> WORK ITEM:
Among the entries below, how many lines hold "Output"? Only the number is wanted.

▶

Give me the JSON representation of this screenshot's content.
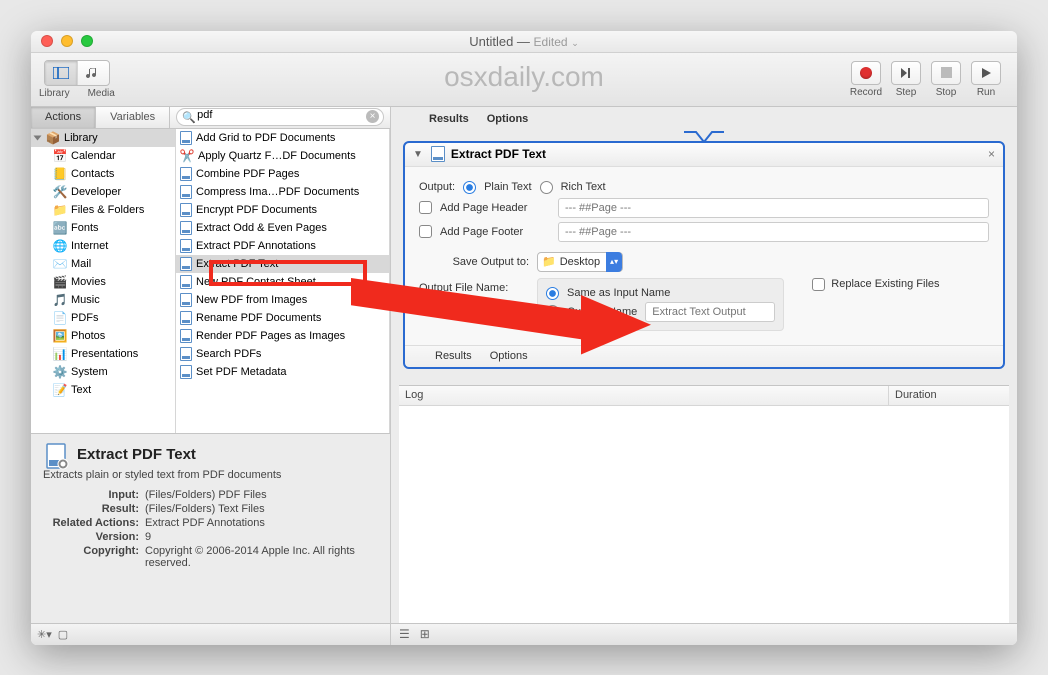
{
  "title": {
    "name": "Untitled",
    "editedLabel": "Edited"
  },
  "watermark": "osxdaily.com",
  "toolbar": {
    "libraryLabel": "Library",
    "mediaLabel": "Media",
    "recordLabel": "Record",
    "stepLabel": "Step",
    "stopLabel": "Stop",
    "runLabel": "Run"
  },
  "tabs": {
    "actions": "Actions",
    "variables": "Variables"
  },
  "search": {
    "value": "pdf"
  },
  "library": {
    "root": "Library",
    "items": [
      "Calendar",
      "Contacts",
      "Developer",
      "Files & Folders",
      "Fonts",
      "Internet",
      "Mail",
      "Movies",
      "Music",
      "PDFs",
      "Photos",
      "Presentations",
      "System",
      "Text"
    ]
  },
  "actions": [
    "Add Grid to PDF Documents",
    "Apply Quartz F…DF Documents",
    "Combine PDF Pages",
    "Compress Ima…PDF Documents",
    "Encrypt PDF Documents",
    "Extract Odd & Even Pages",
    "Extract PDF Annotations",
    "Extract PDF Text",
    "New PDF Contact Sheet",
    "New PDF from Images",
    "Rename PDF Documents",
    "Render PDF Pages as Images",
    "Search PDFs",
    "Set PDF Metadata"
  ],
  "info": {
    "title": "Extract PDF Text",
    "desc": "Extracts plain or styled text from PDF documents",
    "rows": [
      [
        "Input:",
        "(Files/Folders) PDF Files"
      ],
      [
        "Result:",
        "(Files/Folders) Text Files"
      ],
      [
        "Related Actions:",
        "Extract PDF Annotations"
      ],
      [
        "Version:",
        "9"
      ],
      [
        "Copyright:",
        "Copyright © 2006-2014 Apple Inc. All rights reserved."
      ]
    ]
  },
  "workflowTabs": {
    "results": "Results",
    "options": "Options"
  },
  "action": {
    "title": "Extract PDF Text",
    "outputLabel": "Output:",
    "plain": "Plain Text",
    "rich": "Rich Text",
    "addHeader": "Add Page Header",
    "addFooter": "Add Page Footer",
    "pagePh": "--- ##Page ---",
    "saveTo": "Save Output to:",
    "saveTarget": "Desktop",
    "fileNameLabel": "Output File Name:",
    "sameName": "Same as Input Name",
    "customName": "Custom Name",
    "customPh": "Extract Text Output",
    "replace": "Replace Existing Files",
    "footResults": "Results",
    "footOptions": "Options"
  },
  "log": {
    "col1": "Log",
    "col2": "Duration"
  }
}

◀
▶

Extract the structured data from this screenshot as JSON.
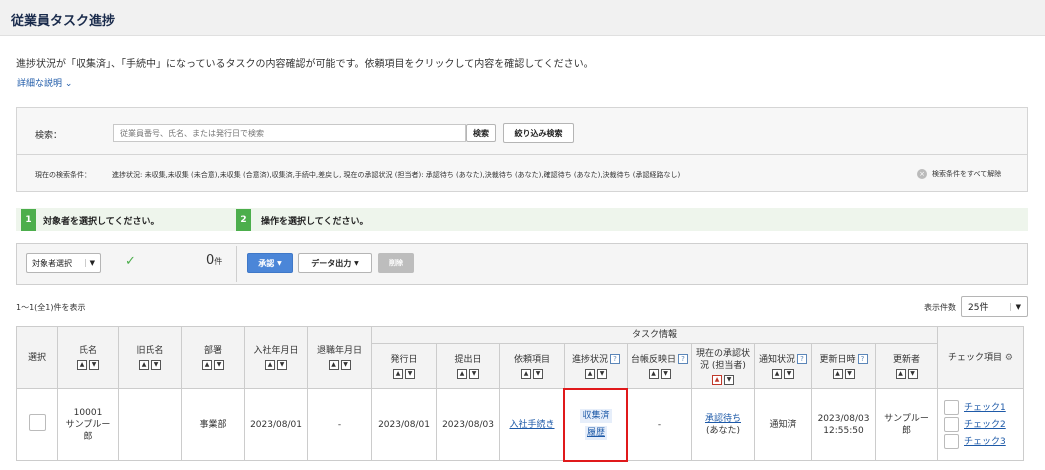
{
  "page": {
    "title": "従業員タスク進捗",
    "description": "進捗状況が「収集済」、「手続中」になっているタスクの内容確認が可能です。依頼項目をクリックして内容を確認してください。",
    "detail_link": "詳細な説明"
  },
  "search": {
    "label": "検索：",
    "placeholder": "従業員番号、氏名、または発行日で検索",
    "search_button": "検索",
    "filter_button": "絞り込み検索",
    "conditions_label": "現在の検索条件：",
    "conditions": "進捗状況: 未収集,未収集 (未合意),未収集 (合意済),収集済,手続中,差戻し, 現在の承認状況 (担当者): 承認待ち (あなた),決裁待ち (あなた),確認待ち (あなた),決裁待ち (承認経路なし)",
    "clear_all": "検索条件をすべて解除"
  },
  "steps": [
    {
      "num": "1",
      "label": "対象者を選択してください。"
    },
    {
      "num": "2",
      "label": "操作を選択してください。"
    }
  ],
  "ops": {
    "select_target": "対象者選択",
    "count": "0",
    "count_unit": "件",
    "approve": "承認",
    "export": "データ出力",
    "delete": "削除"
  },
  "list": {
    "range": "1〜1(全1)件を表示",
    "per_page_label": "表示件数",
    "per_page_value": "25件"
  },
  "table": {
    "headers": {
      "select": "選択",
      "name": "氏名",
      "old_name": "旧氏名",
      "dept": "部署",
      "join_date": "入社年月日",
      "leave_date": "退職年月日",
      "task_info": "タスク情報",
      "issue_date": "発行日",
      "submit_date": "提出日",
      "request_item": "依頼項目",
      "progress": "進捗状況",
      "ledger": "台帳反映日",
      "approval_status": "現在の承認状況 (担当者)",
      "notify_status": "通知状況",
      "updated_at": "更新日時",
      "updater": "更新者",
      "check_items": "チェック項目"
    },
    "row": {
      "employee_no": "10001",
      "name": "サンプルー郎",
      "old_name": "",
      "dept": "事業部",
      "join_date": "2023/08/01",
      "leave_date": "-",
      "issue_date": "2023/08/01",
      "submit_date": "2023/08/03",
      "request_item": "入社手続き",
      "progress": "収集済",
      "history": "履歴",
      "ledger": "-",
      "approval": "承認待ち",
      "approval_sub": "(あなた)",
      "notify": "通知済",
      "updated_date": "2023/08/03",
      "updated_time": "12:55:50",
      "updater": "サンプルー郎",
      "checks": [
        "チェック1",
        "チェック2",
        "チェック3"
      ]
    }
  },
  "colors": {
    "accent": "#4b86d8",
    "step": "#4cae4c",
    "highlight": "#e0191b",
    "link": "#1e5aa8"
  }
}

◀

> REPLY:
4